● **EXERCISE AIM**: Starting at the first line and ending at the last, repeat the material word for word.

● **TASK DATA**:
- - -
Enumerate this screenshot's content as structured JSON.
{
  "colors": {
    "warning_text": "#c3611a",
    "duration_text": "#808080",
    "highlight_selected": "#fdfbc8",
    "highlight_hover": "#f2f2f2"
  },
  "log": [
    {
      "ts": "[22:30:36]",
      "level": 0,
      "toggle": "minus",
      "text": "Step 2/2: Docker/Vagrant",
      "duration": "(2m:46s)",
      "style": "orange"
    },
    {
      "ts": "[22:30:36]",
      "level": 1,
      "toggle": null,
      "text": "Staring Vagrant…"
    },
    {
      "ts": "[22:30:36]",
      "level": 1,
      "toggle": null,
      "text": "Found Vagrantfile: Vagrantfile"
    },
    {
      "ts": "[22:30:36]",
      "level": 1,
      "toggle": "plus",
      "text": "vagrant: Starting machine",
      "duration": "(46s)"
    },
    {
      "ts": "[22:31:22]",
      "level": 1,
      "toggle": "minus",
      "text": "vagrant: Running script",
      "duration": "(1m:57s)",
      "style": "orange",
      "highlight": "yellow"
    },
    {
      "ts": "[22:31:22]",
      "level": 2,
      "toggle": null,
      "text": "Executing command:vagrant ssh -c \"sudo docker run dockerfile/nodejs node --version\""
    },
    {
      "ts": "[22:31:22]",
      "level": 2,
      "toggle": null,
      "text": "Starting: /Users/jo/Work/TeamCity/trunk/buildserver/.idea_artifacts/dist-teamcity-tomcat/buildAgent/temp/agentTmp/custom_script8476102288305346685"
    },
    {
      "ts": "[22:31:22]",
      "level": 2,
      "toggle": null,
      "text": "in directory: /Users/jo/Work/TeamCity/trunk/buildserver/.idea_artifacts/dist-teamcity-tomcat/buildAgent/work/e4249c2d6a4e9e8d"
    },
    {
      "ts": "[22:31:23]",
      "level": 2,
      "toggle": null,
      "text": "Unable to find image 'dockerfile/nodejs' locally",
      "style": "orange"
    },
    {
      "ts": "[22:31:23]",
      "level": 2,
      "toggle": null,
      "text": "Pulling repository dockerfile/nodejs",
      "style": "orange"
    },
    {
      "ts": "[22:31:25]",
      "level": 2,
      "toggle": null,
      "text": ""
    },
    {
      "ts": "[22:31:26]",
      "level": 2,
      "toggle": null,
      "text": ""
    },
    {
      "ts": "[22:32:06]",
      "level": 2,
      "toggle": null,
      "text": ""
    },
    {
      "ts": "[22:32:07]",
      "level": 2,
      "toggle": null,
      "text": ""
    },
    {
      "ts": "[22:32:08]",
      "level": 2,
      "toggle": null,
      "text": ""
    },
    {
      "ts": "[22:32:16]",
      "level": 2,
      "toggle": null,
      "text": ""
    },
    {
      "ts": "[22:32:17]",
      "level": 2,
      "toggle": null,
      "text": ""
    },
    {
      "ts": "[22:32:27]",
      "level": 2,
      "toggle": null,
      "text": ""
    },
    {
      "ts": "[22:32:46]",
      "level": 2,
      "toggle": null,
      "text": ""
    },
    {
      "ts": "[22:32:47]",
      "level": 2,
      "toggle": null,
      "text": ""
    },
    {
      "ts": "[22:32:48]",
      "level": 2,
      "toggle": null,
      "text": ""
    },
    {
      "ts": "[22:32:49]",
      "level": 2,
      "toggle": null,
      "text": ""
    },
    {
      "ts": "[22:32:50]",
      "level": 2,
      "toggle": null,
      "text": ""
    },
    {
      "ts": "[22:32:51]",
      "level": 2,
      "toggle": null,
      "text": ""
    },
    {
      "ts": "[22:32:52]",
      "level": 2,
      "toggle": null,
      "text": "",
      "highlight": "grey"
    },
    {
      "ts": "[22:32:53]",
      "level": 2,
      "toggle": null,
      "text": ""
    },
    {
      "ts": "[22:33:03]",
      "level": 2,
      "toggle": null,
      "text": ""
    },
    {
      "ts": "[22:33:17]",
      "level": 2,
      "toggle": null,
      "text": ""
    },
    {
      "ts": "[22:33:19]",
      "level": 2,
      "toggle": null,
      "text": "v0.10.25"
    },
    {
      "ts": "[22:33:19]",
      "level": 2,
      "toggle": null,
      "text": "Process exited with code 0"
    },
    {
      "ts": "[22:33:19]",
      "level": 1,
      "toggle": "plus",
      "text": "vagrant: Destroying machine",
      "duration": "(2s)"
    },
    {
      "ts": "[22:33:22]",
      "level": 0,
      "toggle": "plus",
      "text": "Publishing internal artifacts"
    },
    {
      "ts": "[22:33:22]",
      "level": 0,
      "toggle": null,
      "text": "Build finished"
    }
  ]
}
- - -
● **ANSWER BOX**:
Enumerate this screenshot's content as structured JSON.
{
  "colors": {
    "warning_text": "#c3611a",
    "duration_text": "#808080",
    "highlight_selected": "#fdfbc8",
    "highlight_hover": "#f2f2f2"
  },
  "log": [
    {
      "ts": "[22:30:36]",
      "level": 0,
      "toggle": "minus",
      "text": "Step 2/2: Docker/Vagrant",
      "duration": "(2m:46s)",
      "style": "orange"
    },
    {
      "ts": "[22:30:36]",
      "level": 1,
      "toggle": null,
      "text": "Staring Vagrant…"
    },
    {
      "ts": "[22:30:36]",
      "level": 1,
      "toggle": null,
      "text": "Found Vagrantfile: Vagrantfile"
    },
    {
      "ts": "[22:30:36]",
      "level": 1,
      "toggle": "plus",
      "text": "vagrant: Starting machine",
      "duration": "(46s)"
    },
    {
      "ts": "[22:31:22]",
      "level": 1,
      "toggle": "minus",
      "text": "vagrant: Running script",
      "duration": "(1m:57s)",
      "style": "orange",
      "highlight": "yellow"
    },
    {
      "ts": "[22:31:22]",
      "level": 2,
      "toggle": null,
      "text": "Executing command:vagrant ssh -c \"sudo docker run dockerfile/nodejs node --version\""
    },
    {
      "ts": "[22:31:22]",
      "level": 2,
      "toggle": null,
      "text": "Starting: /Users/jo/Work/TeamCity/trunk/buildserver/.idea_artifacts/dist-teamcity-tomcat/buildAgent/temp/agentTmp/custom_script8476102288305346685"
    },
    {
      "ts": "[22:31:22]",
      "level": 2,
      "toggle": null,
      "text": "in directory: /Users/jo/Work/TeamCity/trunk/buildserver/.idea_artifacts/dist-teamcity-tomcat/buildAgent/work/e4249c2d6a4e9e8d"
    },
    {
      "ts": "[22:31:23]",
      "level": 2,
      "toggle": null,
      "text": "Unable to find image 'dockerfile/nodejs' locally",
      "style": "orange"
    },
    {
      "ts": "[22:31:23]",
      "level": 2,
      "toggle": null,
      "text": "Pulling repository dockerfile/nodejs",
      "style": "orange"
    },
    {
      "ts": "[22:31:25]",
      "level": 2,
      "toggle": null,
      "text": ""
    },
    {
      "ts": "[22:31:26]",
      "level": 2,
      "toggle": null,
      "text": ""
    },
    {
      "ts": "[22:32:06]",
      "level": 2,
      "toggle": null,
      "text": ""
    },
    {
      "ts": "[22:32:07]",
      "level": 2,
      "toggle": null,
      "text": ""
    },
    {
      "ts": "[22:32:08]",
      "level": 2,
      "toggle": null,
      "text": ""
    },
    {
      "ts": "[22:32:16]",
      "level": 2,
      "toggle": null,
      "text": ""
    },
    {
      "ts": "[22:32:17]",
      "level": 2,
      "toggle": null,
      "text": ""
    },
    {
      "ts": "[22:32:27]",
      "level": 2,
      "toggle": null,
      "text": ""
    },
    {
      "ts": "[22:32:46]",
      "level": 2,
      "toggle": null,
      "text": ""
    },
    {
      "ts": "[22:32:47]",
      "level": 2,
      "toggle": null,
      "text": ""
    },
    {
      "ts": "[22:32:48]",
      "level": 2,
      "toggle": null,
      "text": ""
    },
    {
      "ts": "[22:32:49]",
      "level": 2,
      "toggle": null,
      "text": ""
    },
    {
      "ts": "[22:32:50]",
      "level": 2,
      "toggle": null,
      "text": ""
    },
    {
      "ts": "[22:32:51]",
      "level": 2,
      "toggle": null,
      "text": ""
    },
    {
      "ts": "[22:32:52]",
      "level": 2,
      "toggle": null,
      "text": "",
      "highlight": "grey"
    },
    {
      "ts": "[22:32:53]",
      "level": 2,
      "toggle": null,
      "text": ""
    },
    {
      "ts": "[22:33:03]",
      "level": 2,
      "toggle": null,
      "text": ""
    },
    {
      "ts": "[22:33:17]",
      "level": 2,
      "toggle": null,
      "text": ""
    },
    {
      "ts": "[22:33:19]",
      "level": 2,
      "toggle": null,
      "text": "v0.10.25"
    },
    {
      "ts": "[22:33:19]",
      "level": 2,
      "toggle": null,
      "text": "Process exited with code 0"
    },
    {
      "ts": "[22:33:19]",
      "level": 1,
      "toggle": "plus",
      "text": "vagrant: Destroying machine",
      "duration": "(2s)"
    },
    {
      "ts": "[22:33:22]",
      "level": 0,
      "toggle": "plus",
      "text": "Publishing internal artifacts"
    },
    {
      "ts": "[22:33:22]",
      "level": 0,
      "toggle": null,
      "text": "Build finished"
    }
  ]
}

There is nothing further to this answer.